One shot dead in Portland, Oregon, as protesters clash

Video report by ITV News Washington Correspondent Robert Moore

One person has been shot dead in Oregon as Black Lives Matter (BLM) demonstrators and counter-protesters clashed.

BLM protesters were demonstrating in Portland in the wake of the police shooting of 29-year-old black man Jacob Blake in Wisconsin last Sunday.

Mr Blake's family said the father-of-three had been left paralysed.

Portland has seen frequent protests in recent weeks against police brutality and racism, triggered by the police killing of African-American George Floyd in Minneapolis on May 25.

It was not clear if the shooting was linked to fights that broke out as a caravan of about 600 vehicles was confronted by protesters in the city’s downtown, authorities said.

In Kenosha, the city in which Mr Blake was shot by a police officer, a crowd of about 1,000 demonstrators gathered outside a courthouse on Saturday to protest.

The crowd chanted “seven bullets, seven days” — a reference to the number of times Mr Blake was shot last Sunday.

Protests against the shooting of Jacob Blake have continued to turn violent. Credit: AP

The continued protests come as President Donald Trump prepares to visit the troubled city.

He will visit Kenosha on Tuesday to meet with law enforcement and survey damage from recent demonstrations that turned violent, White House spokeperson Judd Deere told reporters travelling with the president on Saturday night.

On the killing in Portland, police said: “Officers heard sounds of gunfire from the area of Southeast 3rd Avenue and Southwest Alder Street.

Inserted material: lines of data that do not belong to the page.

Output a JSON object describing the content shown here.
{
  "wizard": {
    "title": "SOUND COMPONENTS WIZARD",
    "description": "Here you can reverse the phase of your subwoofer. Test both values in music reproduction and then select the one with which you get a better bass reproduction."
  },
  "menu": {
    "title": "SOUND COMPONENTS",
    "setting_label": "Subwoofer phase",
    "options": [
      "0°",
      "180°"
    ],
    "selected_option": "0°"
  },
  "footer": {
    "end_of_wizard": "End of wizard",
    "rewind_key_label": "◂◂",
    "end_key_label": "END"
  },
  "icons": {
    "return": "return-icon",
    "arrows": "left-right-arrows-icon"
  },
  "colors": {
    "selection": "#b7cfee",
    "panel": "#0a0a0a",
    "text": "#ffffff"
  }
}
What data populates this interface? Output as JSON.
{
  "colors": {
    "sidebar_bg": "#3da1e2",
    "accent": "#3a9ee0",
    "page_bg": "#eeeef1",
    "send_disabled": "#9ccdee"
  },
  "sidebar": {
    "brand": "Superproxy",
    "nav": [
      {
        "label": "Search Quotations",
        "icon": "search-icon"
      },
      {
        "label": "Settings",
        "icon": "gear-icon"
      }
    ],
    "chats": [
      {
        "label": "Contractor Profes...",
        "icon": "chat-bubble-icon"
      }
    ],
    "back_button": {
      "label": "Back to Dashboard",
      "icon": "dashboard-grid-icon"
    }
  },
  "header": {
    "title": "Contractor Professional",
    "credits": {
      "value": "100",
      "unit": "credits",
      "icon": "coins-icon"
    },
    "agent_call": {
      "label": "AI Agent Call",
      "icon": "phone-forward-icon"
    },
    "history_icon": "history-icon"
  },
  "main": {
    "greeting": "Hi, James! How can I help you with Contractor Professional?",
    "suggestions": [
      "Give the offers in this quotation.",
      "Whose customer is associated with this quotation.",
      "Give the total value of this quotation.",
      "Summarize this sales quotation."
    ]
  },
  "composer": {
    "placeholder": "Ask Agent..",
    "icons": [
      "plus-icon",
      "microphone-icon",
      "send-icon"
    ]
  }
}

“They responded and located a victim with a gunshot wound to the chest. Medical responded and determined that the victim was deceased.”

The caravan of Mr Trump’s supporters had gathered earlier in the day at a nearby mall and drove as a group to the heart of Portland.

As they arrived in the city, protesters attempted to stop them by standing in the street and blocking bridges.

Videos from the scene showed sporadic fighting, as well as the president’s supporters firing paintball pellets at opponents and using bear spray (a form of pepper spray) as counter-protesters threw things at the caravan.

Protesters have marched in Kenosha every night since Mr Blake’s shooting, with some protests devolving into unrest with damage to buildings and vehicles.

On Tuesday, two people were killed by an armed civilian.

The commander of the National Guard said on Friday that more than 1,000 Guard members had been deployed to help keep the peace, with more on the way.

Earlier in Kenosha, Mr Blake’s father, Jacob Blake Sr, gave an impassioned call for changing a system he described as fostering police brutality and racial inequities.

  • US Correspondent Robert Moore reports on the violent protests:

This video contains distressing images

“There were seven bullets put in my son’s back. Hell yeah, I’m mad,” Mr Blake Sr said.

“What gave (the police) the right to attempted murder on my child?

"What gave them the right to think that my son was an animal?

"What gave them the right to take something that was not theirs? I’m tired of this.”

Kenosha police officer Rusten Sheskey and two other officers were responding to a domestic abuse call last Sunday when Mr Sheskey shot Mr Blake in the back.

Mr Blake Sr told reporters on Saturday that his son is heavily sedated, but has regained consciousness.

A crowd of about 1,000 people gathered on Saturday Credit: Morry Gash/AP

“He’s in a lot of pain,” he said.

“I just wish I could pick my baby up and make it all right.”

He called for Mr Sheskey to be charged and for the other two officers at the scene to be fired.

Several of Saturday’s speakers encouraged the crowd to vote for change in November, and to push for changing legislation in Wisconsin that would lead to police reform.

One of Mr Blake’s sisters, Letetra Widman, said she felt recharged “to stand up not just for Jacob, but for all the people who have not gotten justice".

Captured on cellphone video, the shooting sparked new protests against racial injustice and police brutality months after George Floyd’s death touched off a wider reckoning on race.

Interested in the US election? Listen to the latest episode of our podcast Will Trump Win? below and subscribe on Apple Podcasts or Spotify